-- Work request --
The response must contain every line from the records below that has "create".

-- Stored items from a collection --
-.-.-

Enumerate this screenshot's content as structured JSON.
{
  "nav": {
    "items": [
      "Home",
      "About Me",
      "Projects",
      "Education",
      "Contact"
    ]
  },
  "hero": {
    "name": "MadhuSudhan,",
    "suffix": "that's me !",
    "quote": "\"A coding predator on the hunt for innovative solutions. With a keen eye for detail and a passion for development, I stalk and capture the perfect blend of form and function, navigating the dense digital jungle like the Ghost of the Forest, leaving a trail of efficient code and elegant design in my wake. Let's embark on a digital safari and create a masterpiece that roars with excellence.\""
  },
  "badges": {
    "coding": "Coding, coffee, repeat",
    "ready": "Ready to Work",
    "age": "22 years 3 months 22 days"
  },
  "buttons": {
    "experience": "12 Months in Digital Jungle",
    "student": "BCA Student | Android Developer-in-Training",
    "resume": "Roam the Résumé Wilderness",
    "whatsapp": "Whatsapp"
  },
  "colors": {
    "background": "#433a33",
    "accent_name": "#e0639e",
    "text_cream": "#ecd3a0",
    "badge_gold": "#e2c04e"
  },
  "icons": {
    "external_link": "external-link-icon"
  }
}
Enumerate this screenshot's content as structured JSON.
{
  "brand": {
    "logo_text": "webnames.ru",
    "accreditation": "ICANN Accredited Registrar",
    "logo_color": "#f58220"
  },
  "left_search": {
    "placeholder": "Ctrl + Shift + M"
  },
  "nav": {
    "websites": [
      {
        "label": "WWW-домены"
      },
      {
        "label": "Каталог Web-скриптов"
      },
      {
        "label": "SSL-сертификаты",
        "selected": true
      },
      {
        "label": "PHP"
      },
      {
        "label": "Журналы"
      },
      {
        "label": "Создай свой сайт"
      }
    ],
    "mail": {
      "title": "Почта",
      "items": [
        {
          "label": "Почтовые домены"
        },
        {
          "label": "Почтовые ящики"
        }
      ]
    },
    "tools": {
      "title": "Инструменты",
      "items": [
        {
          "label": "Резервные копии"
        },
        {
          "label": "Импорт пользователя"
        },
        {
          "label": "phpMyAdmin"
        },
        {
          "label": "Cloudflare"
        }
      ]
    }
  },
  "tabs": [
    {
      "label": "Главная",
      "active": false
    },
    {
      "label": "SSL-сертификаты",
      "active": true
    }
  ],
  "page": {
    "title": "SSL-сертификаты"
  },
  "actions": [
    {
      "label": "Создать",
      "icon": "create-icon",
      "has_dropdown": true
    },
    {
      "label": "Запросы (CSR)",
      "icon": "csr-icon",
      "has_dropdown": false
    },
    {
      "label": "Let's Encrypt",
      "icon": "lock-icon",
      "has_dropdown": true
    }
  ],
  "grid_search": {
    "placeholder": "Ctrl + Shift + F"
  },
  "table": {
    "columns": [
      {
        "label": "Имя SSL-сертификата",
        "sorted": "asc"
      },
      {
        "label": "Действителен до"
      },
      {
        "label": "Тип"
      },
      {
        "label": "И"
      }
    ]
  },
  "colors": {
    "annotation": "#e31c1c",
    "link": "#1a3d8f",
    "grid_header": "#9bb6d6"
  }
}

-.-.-

-- Answer section --
    "quote": "\"A coding predator on the hunt for innovative solutions. With a keen eye for detail and a passion for development, I stalk and capture the perfect blend of form and function, navigating the dense digital jungle like the Ghost of the Forest, leaving a trail of efficient code and elegant design in my wake. Let's embark on a digital safari and create a masterpiece that roars with excellence.\""
      "icon": "create-icon",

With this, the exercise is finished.